→ **Exercise instructions**
Produce a copy of every line in the records that holds the string "text".

───── Listed records ─────

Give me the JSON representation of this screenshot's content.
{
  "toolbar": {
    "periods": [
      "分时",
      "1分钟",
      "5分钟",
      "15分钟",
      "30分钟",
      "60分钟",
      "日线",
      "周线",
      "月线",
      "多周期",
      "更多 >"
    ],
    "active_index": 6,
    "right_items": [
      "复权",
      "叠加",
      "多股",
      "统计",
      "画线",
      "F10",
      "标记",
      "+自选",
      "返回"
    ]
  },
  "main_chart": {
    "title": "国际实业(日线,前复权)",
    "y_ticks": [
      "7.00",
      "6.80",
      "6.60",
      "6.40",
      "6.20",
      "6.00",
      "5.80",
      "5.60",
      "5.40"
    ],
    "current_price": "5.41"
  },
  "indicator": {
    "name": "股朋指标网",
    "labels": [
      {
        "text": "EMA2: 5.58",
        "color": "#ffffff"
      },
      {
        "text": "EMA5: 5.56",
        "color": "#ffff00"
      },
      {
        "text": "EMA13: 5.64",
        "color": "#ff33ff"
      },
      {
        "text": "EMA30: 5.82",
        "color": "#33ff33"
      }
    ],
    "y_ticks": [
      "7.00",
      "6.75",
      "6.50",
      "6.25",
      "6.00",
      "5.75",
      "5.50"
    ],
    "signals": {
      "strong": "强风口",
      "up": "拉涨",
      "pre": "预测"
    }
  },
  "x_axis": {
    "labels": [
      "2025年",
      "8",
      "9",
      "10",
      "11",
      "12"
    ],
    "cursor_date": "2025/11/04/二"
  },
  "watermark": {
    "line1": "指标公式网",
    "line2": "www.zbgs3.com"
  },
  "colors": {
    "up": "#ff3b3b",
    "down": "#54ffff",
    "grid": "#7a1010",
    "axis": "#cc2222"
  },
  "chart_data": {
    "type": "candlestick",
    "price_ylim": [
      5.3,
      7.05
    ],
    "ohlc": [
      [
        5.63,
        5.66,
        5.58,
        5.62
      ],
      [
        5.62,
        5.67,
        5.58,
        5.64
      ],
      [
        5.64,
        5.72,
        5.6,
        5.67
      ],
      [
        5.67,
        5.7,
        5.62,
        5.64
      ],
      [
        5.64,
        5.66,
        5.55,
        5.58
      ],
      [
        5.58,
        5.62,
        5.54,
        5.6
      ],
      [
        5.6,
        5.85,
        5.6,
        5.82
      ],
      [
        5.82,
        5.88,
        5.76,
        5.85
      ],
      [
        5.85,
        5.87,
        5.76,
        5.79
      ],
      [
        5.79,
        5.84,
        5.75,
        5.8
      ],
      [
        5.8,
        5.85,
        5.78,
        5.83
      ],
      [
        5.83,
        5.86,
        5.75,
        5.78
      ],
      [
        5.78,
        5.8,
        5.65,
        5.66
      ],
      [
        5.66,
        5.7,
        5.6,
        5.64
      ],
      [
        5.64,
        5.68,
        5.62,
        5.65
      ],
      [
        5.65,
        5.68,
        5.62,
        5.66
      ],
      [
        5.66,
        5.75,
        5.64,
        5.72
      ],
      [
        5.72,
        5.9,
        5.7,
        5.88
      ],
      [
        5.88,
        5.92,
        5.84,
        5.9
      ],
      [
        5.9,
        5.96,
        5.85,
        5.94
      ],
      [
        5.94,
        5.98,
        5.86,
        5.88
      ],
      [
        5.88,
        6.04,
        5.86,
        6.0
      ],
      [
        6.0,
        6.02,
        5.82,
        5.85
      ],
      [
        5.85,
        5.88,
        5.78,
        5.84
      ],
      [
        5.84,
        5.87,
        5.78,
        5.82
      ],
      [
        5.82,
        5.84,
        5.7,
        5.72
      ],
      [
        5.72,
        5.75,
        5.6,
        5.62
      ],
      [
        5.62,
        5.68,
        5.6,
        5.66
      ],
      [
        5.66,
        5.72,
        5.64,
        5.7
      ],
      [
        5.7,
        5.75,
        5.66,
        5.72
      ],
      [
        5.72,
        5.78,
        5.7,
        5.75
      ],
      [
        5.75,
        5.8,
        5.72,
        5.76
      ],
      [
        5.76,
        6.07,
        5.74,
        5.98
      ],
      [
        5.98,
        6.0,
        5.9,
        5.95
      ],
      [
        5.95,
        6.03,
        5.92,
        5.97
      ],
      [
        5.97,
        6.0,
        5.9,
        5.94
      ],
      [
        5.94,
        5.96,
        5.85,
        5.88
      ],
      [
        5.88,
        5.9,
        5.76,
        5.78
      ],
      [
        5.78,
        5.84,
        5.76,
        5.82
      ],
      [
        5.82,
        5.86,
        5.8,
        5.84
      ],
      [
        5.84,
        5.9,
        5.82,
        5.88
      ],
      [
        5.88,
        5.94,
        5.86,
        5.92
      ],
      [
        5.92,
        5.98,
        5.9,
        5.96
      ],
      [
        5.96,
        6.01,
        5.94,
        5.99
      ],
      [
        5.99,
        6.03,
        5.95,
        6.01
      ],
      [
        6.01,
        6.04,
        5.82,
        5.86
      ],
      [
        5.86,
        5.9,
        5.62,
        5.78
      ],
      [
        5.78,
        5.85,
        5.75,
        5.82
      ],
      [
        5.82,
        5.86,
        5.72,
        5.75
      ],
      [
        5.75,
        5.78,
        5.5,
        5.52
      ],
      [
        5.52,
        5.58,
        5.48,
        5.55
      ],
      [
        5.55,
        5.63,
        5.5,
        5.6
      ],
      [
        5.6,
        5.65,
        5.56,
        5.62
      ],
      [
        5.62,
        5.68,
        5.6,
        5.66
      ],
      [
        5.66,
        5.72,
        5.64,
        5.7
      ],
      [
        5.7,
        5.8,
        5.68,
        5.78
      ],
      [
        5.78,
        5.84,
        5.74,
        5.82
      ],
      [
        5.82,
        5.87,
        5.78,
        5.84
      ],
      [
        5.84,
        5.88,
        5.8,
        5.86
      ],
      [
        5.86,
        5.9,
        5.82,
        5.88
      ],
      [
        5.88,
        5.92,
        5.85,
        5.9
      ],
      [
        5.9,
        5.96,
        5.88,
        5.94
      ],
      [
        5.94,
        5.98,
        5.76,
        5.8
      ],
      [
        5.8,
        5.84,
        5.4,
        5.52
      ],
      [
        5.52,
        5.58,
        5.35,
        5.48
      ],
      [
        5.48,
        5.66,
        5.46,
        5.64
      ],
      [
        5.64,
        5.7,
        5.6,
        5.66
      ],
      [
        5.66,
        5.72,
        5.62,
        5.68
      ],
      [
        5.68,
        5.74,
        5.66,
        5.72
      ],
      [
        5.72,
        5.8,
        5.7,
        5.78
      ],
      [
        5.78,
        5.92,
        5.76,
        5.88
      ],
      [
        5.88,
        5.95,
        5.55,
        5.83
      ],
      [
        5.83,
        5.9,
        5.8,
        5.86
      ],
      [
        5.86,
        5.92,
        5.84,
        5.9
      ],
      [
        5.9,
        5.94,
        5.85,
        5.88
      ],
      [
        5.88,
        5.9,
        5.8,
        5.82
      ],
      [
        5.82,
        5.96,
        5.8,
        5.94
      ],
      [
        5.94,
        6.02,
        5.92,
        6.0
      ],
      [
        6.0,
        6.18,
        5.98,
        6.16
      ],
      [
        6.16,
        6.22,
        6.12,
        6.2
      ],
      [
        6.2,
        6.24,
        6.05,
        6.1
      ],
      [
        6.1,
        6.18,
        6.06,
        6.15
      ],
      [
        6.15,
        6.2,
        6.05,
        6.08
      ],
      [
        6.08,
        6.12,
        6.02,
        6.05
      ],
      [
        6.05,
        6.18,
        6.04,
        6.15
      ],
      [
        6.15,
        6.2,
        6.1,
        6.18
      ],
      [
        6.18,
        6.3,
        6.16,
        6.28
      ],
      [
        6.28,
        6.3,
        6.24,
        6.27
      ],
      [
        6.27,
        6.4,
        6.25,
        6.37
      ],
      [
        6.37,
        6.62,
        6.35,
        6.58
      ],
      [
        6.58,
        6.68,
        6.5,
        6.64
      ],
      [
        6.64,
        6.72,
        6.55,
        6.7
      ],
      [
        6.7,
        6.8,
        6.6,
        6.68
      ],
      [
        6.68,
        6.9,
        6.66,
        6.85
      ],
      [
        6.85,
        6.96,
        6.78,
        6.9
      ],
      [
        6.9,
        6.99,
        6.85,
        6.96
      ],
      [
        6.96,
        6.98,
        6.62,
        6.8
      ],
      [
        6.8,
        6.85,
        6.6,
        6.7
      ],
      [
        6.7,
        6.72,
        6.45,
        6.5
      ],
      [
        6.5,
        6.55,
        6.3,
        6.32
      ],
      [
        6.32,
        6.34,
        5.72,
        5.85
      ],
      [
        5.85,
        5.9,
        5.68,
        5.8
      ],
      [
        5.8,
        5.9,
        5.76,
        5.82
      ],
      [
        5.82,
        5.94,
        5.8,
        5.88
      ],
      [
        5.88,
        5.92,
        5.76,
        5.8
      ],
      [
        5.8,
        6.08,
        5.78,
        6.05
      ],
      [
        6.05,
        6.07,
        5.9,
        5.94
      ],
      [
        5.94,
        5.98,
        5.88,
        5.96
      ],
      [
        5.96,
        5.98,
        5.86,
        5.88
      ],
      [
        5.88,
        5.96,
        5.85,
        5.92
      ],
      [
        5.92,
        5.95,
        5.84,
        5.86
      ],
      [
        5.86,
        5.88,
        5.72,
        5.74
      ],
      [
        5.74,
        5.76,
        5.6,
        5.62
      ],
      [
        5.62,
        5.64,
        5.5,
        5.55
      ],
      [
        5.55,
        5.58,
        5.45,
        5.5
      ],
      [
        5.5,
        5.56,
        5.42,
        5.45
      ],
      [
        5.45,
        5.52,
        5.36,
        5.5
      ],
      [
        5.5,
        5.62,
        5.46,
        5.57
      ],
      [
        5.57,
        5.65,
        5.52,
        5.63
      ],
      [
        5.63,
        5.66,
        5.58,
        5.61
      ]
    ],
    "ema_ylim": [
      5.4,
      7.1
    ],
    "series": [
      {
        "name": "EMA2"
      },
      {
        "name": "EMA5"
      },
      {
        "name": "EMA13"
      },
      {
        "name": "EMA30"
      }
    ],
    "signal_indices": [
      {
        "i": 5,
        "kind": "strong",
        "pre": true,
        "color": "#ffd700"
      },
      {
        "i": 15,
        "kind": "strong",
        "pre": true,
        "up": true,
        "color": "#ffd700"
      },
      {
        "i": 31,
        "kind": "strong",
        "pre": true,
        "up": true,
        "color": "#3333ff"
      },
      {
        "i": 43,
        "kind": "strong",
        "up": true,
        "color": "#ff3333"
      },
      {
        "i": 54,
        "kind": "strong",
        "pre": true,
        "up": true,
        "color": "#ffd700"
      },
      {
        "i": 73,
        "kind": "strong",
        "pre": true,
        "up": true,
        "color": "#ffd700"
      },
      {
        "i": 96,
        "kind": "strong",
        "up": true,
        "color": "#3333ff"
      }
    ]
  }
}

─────

→ **Your response**
        "text": "EMA2: 5.58",
        "text": "EMA5: 5.56",
        "text": "EMA13: 5.64",
        "text": "EMA30: 5.82",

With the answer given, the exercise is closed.